Exercise aim - Filter the entries, keeping every line with the word "school".

Provided material -
==================================================

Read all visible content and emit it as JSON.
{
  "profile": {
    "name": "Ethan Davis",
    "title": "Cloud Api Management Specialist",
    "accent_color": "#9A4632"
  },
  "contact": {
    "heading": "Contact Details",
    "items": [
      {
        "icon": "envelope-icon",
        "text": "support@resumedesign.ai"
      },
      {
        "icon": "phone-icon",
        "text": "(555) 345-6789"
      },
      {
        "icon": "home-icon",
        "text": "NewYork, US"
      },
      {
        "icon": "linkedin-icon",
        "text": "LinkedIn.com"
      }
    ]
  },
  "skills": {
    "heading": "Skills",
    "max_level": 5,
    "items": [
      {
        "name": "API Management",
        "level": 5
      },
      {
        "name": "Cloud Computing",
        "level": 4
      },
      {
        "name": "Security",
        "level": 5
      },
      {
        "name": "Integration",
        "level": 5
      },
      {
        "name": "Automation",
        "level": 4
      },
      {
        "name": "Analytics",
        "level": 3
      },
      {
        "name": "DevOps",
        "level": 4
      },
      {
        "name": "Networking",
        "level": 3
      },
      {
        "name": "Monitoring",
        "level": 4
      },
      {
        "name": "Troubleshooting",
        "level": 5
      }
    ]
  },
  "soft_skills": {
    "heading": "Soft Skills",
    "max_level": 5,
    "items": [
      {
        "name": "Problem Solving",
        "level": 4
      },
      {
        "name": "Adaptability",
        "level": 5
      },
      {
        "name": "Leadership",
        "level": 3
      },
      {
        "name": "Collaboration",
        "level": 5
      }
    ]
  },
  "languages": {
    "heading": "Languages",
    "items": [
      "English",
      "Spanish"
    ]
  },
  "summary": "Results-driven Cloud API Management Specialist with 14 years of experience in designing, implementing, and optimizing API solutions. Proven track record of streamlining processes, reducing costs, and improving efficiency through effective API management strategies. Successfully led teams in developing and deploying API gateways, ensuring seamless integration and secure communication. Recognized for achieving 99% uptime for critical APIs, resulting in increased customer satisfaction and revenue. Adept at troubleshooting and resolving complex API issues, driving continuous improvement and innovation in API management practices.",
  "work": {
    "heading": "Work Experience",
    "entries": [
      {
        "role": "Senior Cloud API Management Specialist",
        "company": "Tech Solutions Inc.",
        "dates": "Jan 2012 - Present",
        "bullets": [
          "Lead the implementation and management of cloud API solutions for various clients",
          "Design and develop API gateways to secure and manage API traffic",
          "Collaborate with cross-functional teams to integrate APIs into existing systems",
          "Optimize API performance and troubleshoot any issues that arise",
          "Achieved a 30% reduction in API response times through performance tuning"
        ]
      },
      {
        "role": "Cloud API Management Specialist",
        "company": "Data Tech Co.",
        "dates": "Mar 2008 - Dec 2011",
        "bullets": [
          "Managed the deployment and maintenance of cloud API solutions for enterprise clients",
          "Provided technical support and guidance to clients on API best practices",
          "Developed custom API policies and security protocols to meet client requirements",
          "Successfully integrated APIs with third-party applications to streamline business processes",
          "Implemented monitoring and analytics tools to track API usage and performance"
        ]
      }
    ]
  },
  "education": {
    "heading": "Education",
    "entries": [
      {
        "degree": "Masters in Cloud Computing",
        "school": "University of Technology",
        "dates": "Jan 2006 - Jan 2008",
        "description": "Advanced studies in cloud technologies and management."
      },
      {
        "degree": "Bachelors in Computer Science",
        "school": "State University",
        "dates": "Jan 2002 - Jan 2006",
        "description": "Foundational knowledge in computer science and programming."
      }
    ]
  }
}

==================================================

Finished exercise -
        "school": "University of Technology",
        "school": "State University",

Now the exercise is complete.